5th, 7th, 9th
No planetary aspect
Gocharas – the transits
Gochara (Sanskrit: gochara, 'transit'.) In Hindu astrology, a natal chart shows the actual positions of the grahas at the moment of birth. Since that moment, the grahas have continued to move around the zodiac, interacting with the natal chart grahas. This period of interaction is called gochara.
Yogas – the planetary combinations
Yoga (Sanskrit: yoga, 'union'.) In Hindu astrology, yogas are planetary combinations placed in specific relationships to each other
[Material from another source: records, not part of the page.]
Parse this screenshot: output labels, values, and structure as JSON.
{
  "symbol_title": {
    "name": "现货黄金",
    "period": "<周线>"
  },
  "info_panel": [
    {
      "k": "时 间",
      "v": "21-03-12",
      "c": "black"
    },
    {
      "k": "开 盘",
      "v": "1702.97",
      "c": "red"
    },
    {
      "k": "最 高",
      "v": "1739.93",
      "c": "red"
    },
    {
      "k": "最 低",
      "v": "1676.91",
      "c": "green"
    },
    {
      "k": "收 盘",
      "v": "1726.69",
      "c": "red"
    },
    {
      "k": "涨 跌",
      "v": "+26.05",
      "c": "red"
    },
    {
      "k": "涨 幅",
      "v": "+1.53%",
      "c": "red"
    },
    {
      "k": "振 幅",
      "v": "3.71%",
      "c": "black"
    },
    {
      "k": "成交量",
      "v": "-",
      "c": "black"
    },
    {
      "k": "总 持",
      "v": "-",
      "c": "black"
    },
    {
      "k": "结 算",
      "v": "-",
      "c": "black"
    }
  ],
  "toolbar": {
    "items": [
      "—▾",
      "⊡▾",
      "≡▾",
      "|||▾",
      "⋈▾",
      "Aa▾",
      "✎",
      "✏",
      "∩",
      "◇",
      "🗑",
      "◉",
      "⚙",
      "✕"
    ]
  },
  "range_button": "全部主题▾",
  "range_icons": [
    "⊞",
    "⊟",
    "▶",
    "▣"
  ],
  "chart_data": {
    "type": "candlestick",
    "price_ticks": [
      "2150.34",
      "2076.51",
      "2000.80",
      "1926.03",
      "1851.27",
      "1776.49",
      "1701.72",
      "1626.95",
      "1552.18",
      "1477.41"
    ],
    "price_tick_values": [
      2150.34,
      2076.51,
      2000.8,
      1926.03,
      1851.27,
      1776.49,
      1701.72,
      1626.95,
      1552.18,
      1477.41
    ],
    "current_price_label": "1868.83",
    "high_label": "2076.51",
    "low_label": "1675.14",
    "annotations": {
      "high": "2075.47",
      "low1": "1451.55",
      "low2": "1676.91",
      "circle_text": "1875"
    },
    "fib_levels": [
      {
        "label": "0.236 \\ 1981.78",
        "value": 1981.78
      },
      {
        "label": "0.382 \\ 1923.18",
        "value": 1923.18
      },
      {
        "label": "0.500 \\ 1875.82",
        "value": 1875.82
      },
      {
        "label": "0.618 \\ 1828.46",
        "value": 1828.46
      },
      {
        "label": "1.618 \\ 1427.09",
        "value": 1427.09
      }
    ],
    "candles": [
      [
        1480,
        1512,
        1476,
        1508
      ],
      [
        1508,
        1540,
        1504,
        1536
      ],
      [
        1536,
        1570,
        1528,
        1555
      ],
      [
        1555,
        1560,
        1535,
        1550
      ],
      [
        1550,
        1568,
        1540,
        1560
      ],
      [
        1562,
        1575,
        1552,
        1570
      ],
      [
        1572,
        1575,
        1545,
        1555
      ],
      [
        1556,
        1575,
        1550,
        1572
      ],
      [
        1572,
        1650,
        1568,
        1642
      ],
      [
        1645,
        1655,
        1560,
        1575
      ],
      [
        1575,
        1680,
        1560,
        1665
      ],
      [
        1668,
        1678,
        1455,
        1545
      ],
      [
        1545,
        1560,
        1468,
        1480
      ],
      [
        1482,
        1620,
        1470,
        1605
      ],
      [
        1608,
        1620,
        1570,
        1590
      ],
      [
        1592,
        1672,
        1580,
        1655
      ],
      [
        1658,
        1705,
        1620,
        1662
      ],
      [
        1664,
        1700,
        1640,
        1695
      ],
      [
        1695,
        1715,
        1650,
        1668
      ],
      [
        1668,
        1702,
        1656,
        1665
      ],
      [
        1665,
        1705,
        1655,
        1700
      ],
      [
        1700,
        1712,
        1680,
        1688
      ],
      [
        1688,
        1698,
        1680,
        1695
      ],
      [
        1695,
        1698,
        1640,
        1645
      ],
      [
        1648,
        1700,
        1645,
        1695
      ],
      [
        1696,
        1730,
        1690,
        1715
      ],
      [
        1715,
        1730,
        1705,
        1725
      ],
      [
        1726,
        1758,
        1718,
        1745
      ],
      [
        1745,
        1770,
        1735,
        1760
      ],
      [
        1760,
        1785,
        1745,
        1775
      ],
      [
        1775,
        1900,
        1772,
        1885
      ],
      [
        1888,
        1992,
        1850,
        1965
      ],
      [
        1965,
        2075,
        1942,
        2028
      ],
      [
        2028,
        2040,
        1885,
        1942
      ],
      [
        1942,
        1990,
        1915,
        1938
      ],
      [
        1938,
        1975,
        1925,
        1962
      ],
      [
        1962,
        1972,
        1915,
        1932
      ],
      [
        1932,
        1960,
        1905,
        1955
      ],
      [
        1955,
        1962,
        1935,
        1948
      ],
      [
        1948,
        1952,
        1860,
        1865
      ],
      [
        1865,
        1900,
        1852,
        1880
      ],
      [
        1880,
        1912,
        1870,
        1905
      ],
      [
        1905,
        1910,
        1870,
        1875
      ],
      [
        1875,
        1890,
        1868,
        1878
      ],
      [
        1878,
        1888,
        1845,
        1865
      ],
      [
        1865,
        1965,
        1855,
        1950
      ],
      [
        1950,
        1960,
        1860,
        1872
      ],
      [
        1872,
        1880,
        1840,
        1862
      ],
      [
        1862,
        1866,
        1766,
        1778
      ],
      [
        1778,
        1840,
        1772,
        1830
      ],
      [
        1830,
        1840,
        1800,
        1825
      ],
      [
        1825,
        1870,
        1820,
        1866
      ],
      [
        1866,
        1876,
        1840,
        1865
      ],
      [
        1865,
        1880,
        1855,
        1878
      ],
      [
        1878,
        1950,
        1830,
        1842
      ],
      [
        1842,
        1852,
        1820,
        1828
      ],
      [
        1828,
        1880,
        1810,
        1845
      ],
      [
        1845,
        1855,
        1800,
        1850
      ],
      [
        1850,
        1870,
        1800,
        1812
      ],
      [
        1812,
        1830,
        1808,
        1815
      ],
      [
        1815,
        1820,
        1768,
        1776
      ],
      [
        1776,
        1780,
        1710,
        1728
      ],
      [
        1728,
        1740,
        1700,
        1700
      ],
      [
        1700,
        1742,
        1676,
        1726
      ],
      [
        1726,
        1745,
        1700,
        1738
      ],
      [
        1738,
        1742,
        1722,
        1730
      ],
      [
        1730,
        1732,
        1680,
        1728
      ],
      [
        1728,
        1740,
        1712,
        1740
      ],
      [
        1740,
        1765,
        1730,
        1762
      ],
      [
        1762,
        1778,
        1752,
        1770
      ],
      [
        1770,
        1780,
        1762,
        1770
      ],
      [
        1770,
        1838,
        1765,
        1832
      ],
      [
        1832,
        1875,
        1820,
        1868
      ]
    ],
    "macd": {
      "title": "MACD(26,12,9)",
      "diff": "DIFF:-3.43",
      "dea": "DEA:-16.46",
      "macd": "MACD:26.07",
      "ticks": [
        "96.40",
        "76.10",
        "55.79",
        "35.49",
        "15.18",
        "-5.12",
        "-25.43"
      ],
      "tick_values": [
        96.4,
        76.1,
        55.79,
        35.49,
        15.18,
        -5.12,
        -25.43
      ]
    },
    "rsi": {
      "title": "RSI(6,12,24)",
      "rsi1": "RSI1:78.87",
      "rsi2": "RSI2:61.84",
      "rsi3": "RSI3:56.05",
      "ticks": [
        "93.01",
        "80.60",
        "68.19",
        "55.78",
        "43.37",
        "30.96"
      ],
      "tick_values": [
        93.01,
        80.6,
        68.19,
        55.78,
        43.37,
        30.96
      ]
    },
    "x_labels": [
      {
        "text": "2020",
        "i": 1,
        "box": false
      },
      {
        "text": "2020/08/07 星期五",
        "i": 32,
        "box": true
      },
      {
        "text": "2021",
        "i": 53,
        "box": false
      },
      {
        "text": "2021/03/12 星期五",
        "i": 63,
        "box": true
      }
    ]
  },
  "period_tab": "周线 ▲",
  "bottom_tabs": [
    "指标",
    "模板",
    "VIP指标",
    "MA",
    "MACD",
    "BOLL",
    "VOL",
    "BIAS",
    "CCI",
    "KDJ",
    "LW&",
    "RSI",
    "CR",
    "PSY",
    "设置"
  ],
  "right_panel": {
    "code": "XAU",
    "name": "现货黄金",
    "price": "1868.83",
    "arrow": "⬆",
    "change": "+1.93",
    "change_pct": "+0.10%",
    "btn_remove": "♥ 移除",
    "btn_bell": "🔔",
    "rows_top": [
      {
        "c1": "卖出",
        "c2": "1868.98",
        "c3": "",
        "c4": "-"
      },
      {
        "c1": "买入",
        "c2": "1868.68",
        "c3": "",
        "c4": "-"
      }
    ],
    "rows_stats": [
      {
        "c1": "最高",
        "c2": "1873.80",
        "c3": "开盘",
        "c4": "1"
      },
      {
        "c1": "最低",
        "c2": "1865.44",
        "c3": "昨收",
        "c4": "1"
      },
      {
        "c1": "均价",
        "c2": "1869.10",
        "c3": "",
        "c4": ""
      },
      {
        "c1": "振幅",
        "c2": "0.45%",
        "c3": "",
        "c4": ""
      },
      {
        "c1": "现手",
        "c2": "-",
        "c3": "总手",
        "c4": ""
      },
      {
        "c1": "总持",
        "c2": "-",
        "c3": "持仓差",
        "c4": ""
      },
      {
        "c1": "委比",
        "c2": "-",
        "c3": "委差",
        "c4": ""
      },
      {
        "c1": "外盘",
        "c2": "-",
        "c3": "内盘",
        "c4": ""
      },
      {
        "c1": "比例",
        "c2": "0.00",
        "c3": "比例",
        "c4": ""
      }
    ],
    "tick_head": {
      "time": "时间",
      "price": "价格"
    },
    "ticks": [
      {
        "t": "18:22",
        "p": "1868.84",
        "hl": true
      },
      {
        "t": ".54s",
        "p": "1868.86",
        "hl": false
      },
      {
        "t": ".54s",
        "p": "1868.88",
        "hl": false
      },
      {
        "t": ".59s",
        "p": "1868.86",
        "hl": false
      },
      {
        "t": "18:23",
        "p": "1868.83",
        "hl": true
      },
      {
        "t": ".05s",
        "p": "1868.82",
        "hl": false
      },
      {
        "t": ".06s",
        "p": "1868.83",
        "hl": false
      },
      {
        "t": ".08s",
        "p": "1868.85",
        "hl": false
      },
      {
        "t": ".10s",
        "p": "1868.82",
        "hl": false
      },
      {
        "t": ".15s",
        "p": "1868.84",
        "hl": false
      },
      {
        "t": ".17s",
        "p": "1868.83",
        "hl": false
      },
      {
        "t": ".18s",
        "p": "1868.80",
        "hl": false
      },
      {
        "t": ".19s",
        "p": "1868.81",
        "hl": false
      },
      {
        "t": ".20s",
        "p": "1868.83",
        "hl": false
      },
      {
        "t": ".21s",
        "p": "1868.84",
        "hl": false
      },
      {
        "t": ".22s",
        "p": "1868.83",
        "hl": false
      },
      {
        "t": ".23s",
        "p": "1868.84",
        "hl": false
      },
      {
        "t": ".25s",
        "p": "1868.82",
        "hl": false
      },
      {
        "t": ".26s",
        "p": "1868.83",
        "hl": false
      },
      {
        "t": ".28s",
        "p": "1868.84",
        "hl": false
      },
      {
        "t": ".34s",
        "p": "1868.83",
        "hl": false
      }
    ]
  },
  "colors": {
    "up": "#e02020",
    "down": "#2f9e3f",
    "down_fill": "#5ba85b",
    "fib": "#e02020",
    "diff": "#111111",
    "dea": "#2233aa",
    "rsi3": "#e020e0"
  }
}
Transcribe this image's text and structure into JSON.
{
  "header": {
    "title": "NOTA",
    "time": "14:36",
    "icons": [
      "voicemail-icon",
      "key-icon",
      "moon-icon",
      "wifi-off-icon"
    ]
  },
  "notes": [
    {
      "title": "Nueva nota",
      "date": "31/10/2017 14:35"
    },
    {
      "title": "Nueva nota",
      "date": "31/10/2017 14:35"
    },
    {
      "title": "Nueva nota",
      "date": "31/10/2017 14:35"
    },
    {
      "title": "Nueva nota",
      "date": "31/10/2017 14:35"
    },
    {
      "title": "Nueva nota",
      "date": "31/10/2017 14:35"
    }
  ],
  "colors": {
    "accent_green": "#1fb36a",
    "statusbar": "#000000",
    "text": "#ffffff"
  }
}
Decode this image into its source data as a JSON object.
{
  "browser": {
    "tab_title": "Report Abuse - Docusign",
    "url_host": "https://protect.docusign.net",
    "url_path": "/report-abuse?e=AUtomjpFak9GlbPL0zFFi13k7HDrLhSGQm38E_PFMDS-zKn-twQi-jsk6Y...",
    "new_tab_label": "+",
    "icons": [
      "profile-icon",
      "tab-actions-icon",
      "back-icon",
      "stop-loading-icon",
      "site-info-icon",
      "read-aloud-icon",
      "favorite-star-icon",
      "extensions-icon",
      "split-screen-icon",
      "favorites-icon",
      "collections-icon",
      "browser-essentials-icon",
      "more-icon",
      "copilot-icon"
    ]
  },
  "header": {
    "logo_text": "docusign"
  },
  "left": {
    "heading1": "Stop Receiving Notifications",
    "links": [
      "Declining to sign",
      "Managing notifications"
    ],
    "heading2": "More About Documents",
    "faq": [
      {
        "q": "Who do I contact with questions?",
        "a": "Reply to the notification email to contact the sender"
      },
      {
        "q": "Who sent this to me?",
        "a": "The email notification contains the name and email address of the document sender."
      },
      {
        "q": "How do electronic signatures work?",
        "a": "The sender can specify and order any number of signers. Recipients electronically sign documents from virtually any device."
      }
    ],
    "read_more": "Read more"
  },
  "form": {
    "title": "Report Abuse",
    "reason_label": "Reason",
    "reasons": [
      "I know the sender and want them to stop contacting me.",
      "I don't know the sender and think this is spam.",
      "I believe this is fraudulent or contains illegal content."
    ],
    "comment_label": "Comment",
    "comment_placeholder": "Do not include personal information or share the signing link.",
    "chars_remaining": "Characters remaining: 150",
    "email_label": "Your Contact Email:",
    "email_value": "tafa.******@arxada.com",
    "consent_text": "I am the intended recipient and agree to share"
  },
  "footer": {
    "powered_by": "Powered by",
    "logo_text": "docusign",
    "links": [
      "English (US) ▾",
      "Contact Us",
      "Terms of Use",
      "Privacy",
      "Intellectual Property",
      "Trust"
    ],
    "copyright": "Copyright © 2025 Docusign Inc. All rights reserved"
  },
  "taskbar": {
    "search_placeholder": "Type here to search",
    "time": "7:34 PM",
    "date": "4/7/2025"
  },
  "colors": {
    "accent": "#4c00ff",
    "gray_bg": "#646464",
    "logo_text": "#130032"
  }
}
"There are many yogas in Hindu system, but predominantly in today's age the positive and negative yogas have to be seen in different context as far as situations are concerned. Some yogas like Kaal Sarp are referred to as bad, but there are many famous people and billionaires with Kaal Sarp yoga."
Dig bala – the directional strength
Dig bala (Sanskrit: dig bala, 'directional strength'.) Graha-s gain strength when they are placed in specific cardinal houses
Lagna – the ascendant
Lagna (Sanskrit: lagna, 'ascendant'.) Lagna is the first moment of contact between the soul and its new life on earth in Hindu astrology
Atmakaraka – the soul significator
Atmakaraka (Sanskrit: atmakaraka, from atma, 'soul', and karaka, 'significator' .) Atmakaraka is the significator of the soul's desire in Hindu astrology
Gandanta – the karmic knot
Gandanta (Sanskrit: gandanta, from gand, 'knot', and anta, 'end'.) Gandanta is a spiritual or karmic knot in Hindu astrology. Gandanta describes the junction points in the natal chart where the solar and lunar zodiacs meet, and are directly associated with times of soul growth.
Ayanamsa – the zodiac conversion
Ayanamsa (Sanskrit: ayanāṃsa, from ayana, 'movement', and aṃsa, 'component') is the longitudinal difference between the Tropical (Sayana) and Sidereal (Nirayana) zodiacs
Moudhya – the combustion
Moudhya (Sanskrit: moudhya, 'combustion') is a planet that is in conjunction with the Sun. The degrees the planets are considered combust are